The problems encountered with blind epidural injections include erroneous placement of the needle, difficulty in entering the epidural space, the risk of a dural puncture, post dural puncture headaches, a rare but serious risk of spinal cord trauma, and the risk of intrathecal steroid injections causing adhesive arachnoiditis and intravascular injection even after negative aspiration 1)
Epidural Steroid Injection Complications have increased with the growing number of procedures.
Headache is a potential complication of epidural injection.
Inadvertent intravascular injection during epidural steroid injection can result in complications and can be detected with CT fluoroscopy. The incidence was similar to that in previous reports using conventional fluoroscopy. Technical factors such as the “double-tap” on CT fluoroscopy following contrast injection, assessment for discordance between injected and visualized contrast volume, and maintenance of an appropriate FOV facilitate the detection of such events 2).
On April 23, 2014, the Food and Drug Administration (FDA) issued a letter of warning that injection of corticosteroids into the epidural space of the spine may result in rare, but serious adverse events, including “loss of vision, stroke, paralysis, and death.” The advisory also advocated that patients should discuss the benefits and risks of epidural corticosteroid injections with their health care professionals, along with the benefits and risks associated with other possible treatments. In addition, the FDA stated that the effectiveness and safety of the corticosteroids for epidural use have not been established, and the FDA has not approved corticosteroids for such use. To raise awareness of the risks of epidural corticosteroid injections in the medical community, the FDA's Safe Use Initiative convened a panel of experts including pain management experts to help define the techniques for such injections with the aim of reducing preventable harm. The panel was unable to reach an agreement on 20 proposed items related to technical aspects of performing epidural injections. Subsequently, the FDA issued the above referenced warning and a notice that a panel will be convened in November 2014.
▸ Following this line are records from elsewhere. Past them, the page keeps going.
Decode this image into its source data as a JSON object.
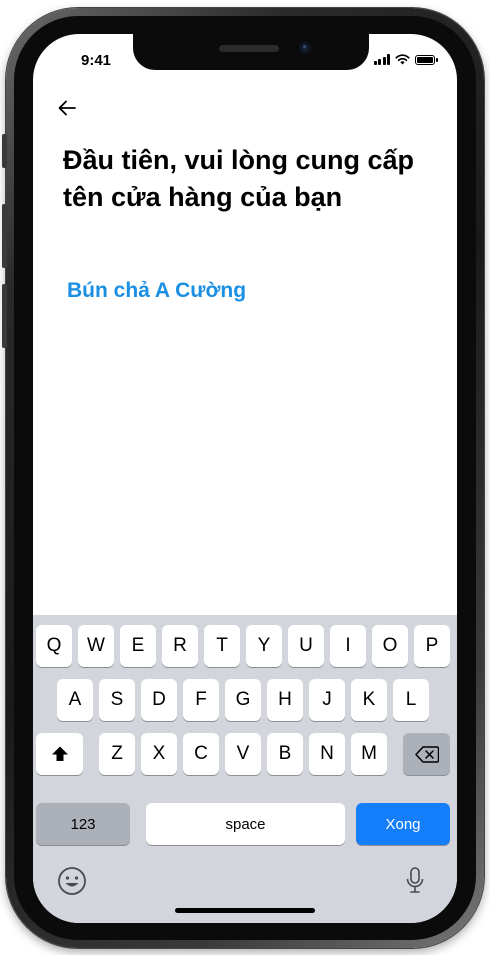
{
  "status_bar": {
    "time": "9:41"
  },
  "header": {
    "back_icon": "arrow-left-icon",
    "title": "Đầu tiên, vui lòng cung cấp tên cửa hàng của bạn"
  },
  "store_name_field": {
    "value": "Bún chả A Cường"
  },
  "keyboard": {
    "row1": [
      "Q",
      "W",
      "E",
      "R",
      "T",
      "Y",
      "U",
      "I",
      "O",
      "P"
    ],
    "row2": [
      "A",
      "S",
      "D",
      "F",
      "G",
      "H",
      "J",
      "K",
      "L"
    ],
    "row3": [
      "Z",
      "X",
      "C",
      "V",
      "B",
      "N",
      "M"
    ],
    "numbers_label": "123",
    "space_label": "space",
    "return_label": "Xong",
    "return_color": "#147efb"
  },
  "colors": {
    "accent_text": "#1a8fe3",
    "keyboard_bg": "#d2d5db"
  }
}
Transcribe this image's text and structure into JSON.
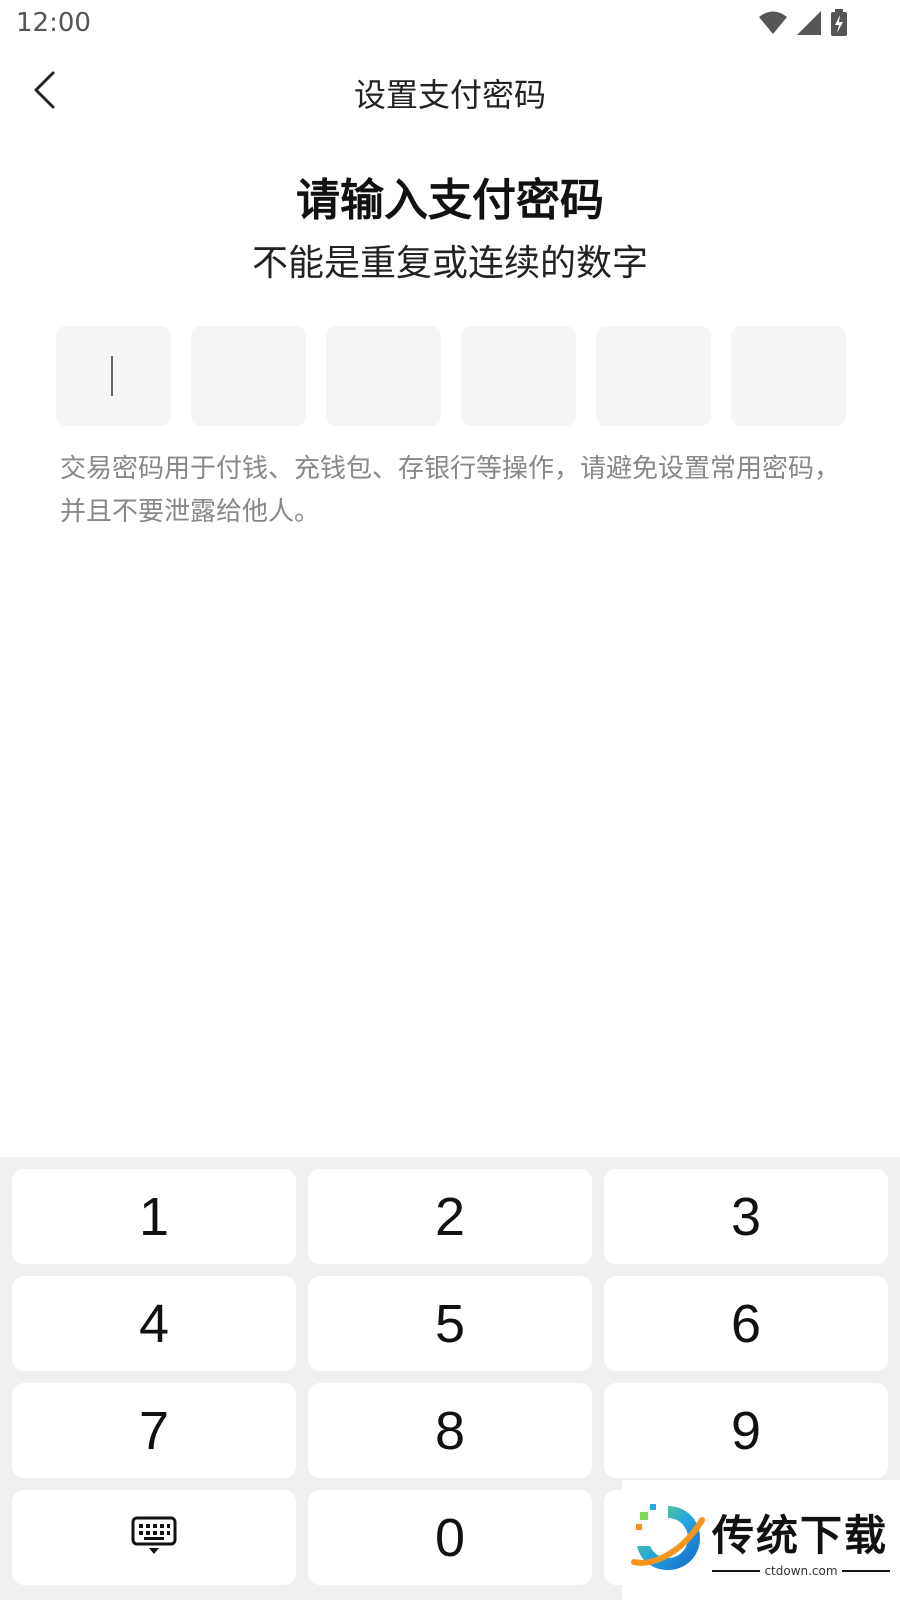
{
  "status_bar": {
    "time": "12:00",
    "icons": [
      "wifi-icon",
      "signal-icon",
      "battery-charging-icon"
    ]
  },
  "header": {
    "title": "设置支付密码",
    "back_icon": "chevron-left-icon"
  },
  "main": {
    "heading": "请输入支付密码",
    "subheading": "不能是重复或连续的数字",
    "pin_length": 6,
    "pin_filled": 0,
    "hint": "交易密码用于付钱、充钱包、存银行等操作，请避免设置常用密码，并且不要泄露给他人。"
  },
  "keypad": {
    "keys": [
      "1",
      "2",
      "3",
      "4",
      "5",
      "6",
      "7",
      "8",
      "9",
      "",
      "0",
      ""
    ],
    "hide_keyboard_icon": "keyboard-hide-icon"
  },
  "watermark": {
    "brand": "传统下载",
    "url": "ctdown.com"
  },
  "colors": {
    "keypad_bg": "#f0f0f2",
    "pin_box_bg": "#f5f5f5",
    "hint_text": "#888888"
  }
}
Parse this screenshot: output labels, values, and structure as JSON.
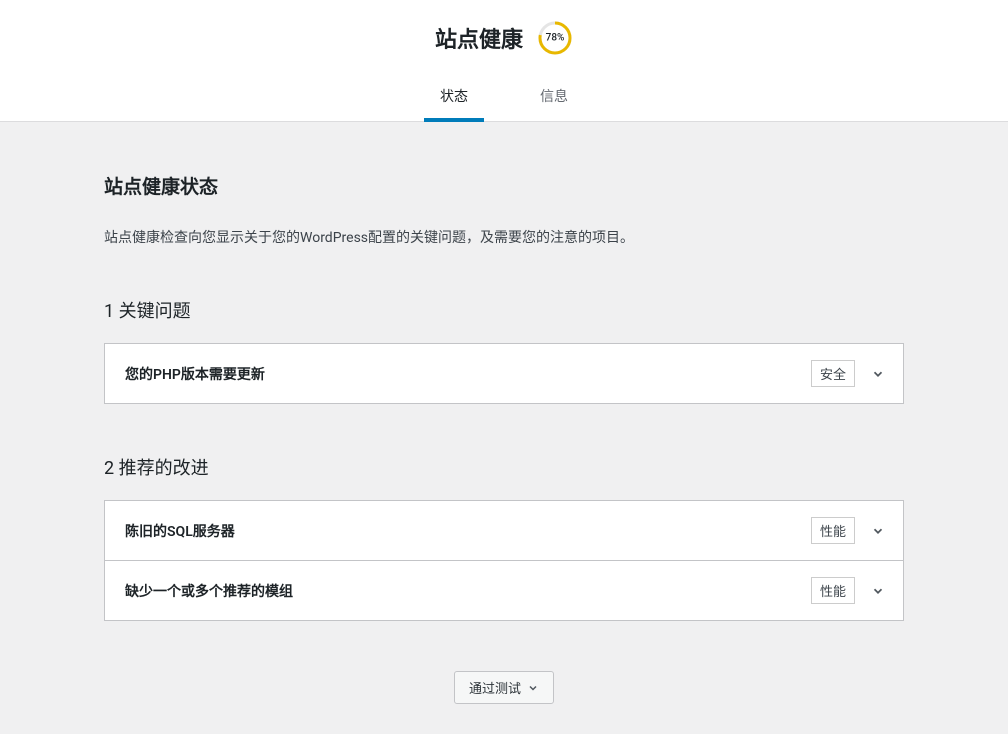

The evidence shows the superiority of steroids in managing lumbar disc herniation utilizing caudal and lumbar interlaminar approaches without any significant difference as compared to transforaminal approaches, either with local anesthetic alone or local anesthetic and steroids combined. Manchikanti et al. request that the FDA modify the warning based on the evidence 3).